• AIM OF THE TASK
Each entry that follows should be retyped in full and exactly.

• PROVIDED ENTRIES
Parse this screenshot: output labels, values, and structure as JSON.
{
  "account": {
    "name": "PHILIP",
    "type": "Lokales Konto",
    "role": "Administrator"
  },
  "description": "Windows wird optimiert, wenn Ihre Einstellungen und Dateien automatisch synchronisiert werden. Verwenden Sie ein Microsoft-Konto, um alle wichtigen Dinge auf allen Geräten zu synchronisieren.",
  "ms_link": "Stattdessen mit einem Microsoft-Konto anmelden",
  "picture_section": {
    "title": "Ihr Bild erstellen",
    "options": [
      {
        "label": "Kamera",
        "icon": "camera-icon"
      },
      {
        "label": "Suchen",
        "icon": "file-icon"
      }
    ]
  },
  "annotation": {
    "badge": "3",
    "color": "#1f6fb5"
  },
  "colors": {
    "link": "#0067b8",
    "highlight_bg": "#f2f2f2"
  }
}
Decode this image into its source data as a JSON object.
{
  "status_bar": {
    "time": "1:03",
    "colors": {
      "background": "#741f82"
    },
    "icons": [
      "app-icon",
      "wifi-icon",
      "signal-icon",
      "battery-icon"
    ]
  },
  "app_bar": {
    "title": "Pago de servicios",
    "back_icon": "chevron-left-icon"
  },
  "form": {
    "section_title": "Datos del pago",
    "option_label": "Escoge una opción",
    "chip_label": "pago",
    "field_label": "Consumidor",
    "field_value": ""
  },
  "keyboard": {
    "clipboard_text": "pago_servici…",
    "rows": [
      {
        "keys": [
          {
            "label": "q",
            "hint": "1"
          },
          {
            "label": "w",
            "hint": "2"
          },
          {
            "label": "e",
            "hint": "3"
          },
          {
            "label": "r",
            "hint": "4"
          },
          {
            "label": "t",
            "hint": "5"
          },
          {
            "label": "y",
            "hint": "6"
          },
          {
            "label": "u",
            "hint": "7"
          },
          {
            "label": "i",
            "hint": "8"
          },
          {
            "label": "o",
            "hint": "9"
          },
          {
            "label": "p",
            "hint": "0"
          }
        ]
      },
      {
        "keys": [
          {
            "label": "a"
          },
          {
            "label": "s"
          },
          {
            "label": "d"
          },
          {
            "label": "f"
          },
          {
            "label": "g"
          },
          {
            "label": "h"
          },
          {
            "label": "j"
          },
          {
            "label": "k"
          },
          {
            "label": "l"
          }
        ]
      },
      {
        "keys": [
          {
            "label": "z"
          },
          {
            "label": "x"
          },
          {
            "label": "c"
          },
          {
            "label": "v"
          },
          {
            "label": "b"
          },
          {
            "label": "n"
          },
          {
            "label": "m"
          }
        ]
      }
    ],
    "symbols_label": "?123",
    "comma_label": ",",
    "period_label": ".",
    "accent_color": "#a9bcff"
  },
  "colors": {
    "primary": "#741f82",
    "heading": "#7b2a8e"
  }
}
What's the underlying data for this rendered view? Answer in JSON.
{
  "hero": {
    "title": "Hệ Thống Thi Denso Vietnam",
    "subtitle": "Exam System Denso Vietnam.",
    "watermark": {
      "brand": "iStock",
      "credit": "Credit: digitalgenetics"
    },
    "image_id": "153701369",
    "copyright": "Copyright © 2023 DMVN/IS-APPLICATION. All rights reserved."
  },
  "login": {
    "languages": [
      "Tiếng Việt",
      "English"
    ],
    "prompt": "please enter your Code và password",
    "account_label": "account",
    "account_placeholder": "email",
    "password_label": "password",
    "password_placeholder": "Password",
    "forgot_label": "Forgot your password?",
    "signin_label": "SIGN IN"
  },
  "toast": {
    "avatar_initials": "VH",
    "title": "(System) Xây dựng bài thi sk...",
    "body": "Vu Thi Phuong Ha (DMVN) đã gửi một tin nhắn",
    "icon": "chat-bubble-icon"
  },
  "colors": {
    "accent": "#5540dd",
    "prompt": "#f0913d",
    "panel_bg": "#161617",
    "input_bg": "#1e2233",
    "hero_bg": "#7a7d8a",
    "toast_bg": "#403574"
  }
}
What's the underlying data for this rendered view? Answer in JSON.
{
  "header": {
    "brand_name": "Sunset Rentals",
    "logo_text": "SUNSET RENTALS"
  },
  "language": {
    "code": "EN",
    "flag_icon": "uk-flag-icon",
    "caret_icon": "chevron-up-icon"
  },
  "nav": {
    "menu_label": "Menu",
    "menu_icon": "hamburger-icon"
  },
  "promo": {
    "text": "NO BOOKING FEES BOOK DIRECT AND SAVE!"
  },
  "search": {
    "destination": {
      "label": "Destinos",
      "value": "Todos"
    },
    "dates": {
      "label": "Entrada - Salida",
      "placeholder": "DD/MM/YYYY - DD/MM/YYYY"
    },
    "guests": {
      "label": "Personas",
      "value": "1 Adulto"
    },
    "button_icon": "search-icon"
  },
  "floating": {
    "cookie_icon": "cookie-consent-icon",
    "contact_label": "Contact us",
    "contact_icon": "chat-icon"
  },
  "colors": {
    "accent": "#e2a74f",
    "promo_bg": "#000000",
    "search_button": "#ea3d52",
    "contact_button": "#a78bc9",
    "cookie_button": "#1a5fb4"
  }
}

• EXPECTED OUTPUT
Parse this screenshot: output labels, values, and structure as JSON.
{
  "account": {
    "name": "PHILIP",
    "type": "Lokales Konto",
    "role": "Administrator"
  },
  "description": "Windows wird optimiert, wenn Ihre Einstellungen und Dateien automatisch synchronisiert werden. Verwenden Sie ein Microsoft-Konto, um alle wichtigen Dinge auf allen Geräten zu synchronisieren.",
  "ms_link": "Stattdessen mit einem Microsoft-Konto anmelden",
  "picture_section": {
    "title": "Ihr Bild erstellen",
    "options": [
      {
        "label": "Kamera",
        "icon": "camera-icon"
      },
      {
        "label": "Suchen",
        "icon": "file-icon"
      }
    ]
  },
  "annotation": {
    "badge": "3",
    "color": "#1f6fb5"
  },
  "colors": {
    "link": "#0067b8",
    "highlight_bg": "#f2f2f2"
  }
}
Decode this image into its source data as a JSON object.
{
  "status_bar": {
    "time": "1:03",
    "colors": {
      "background": "#741f82"
    },
    "icons": [
      "app-icon",
      "wifi-icon",
      "signal-icon",
      "battery-icon"
    ]
  },
  "app_bar": {
    "title": "Pago de servicios",
    "back_icon": "chevron-left-icon"
  },
  "form": {
    "section_title": "Datos del pago",
    "option_label": "Escoge una opción",
    "chip_label": "pago",
    "field_label": "Consumidor",
    "field_value": ""
  },
  "keyboard": {
    "clipboard_text": "pago_servici…",
    "rows": [
      {
        "keys": [
          {
            "label": "q",
            "hint": "1"
          },
          {
            "label": "w",
            "hint": "2"
          },
          {
            "label": "e",
            "hint": "3"
          },
          {
            "label": "r",
            "hint": "4"
          },
          {
            "label": "t",
            "hint": "5"
          },
          {
            "label": "y",
            "hint": "6"
          },
          {
            "label": "u",
            "hint": "7"
          },
          {
            "label": "i",
            "hint": "8"
          },
          {
            "label": "o",
            "hint": "9"
          },
          {
            "label": "p",
            "hint": "0"
          }
        ]
      },
      {
        "keys": [
          {
            "label": "a"
          },
          {
            "label": "s"
          },
          {
            "label": "d"
          },
          {
            "label": "f"
          },
          {
            "label": "g"
          },
          {
            "label": "h"
          },
          {
            "label": "j"
          },
          {
            "label": "k"
          },
          {
            "label": "l"
          }
        ]
      },
      {
        "keys": [
          {
            "label": "z"
          },
          {
            "label": "x"
          },
          {
            "label": "c"
          },
          {
            "label": "v"
          },
          {
            "label": "b"
          },
          {
            "label": "n"
          },
          {
            "label": "m"
          }
        ]
      }
    ],
    "symbols_label": "?123",
    "comma_label": ",",
    "period_label": ".",
    "accent_color": "#a9bcff"
  },
  "colors": {
    "primary": "#741f82",
    "heading": "#7b2a8e"
  }
}
What's the underlying data for this rendered view? Answer in JSON.
{
  "hero": {
    "title": "Hệ Thống Thi Denso Vietnam",
    "subtitle": "Exam System Denso Vietnam.",
    "watermark": {
      "brand": "iStock",
      "credit": "Credit: digitalgenetics"
    },
    "image_id": "153701369",
    "copyright": "Copyright © 2023 DMVN/IS-APPLICATION. All rights reserved."
  },
  "login": {
    "languages": [
      "Tiếng Việt",
      "English"
    ],
    "prompt": "please enter your Code và password",
    "account_label": "account",
    "account_placeholder": "email",
    "password_label": "password",
    "password_placeholder": "Password",
    "forgot_label": "Forgot your password?",
    "signin_label": "SIGN IN"
  },
  "toast": {
    "avatar_initials": "VH",
    "title": "(System) Xây dựng bài thi sk...",
    "body": "Vu Thi Phuong Ha (DMVN) đã gửi một tin nhắn",
    "icon": "chat-bubble-icon"
  },
  "colors": {
    "accent": "#5540dd",
    "prompt": "#f0913d",
    "panel_bg": "#161617",
    "input_bg": "#1e2233",
    "hero_bg": "#7a7d8a",
    "toast_bg": "#403574"
  }
}
What's the underlying data for this rendered view? Answer in JSON.
{
  "header": {
    "brand_name": "Sunset Rentals",
    "logo_text": "SUNSET RENTALS"
  },
  "language": {
    "code": "EN",
    "flag_icon": "uk-flag-icon",
    "caret_icon": "chevron-up-icon"
  },
  "nav": {
    "menu_label": "Menu",
    "menu_icon": "hamburger-icon"
  },
  "promo": {
    "text": "NO BOOKING FEES BOOK DIRECT AND SAVE!"
  },
  "search": {
    "destination": {
      "label": "Destinos",
      "value": "Todos"
    },
    "dates": {
      "label": "Entrada - Salida",
      "placeholder": "DD/MM/YYYY - DD/MM/YYYY"
    },
    "guests": {
      "label": "Personas",
      "value": "1 Adulto"
    },
    "button_icon": "search-icon"
  },
  "floating": {
    "cookie_icon": "cookie-consent-icon",
    "contact_label": "Contact us",
    "contact_icon": "chat-icon"
  },
  "colors": {
    "accent": "#e2a74f",
    "promo_bg": "#000000",
    "search_button": "#ea3d52",
    "contact_button": "#a78bc9",
    "cookie_button": "#1a5fb4"
  }
}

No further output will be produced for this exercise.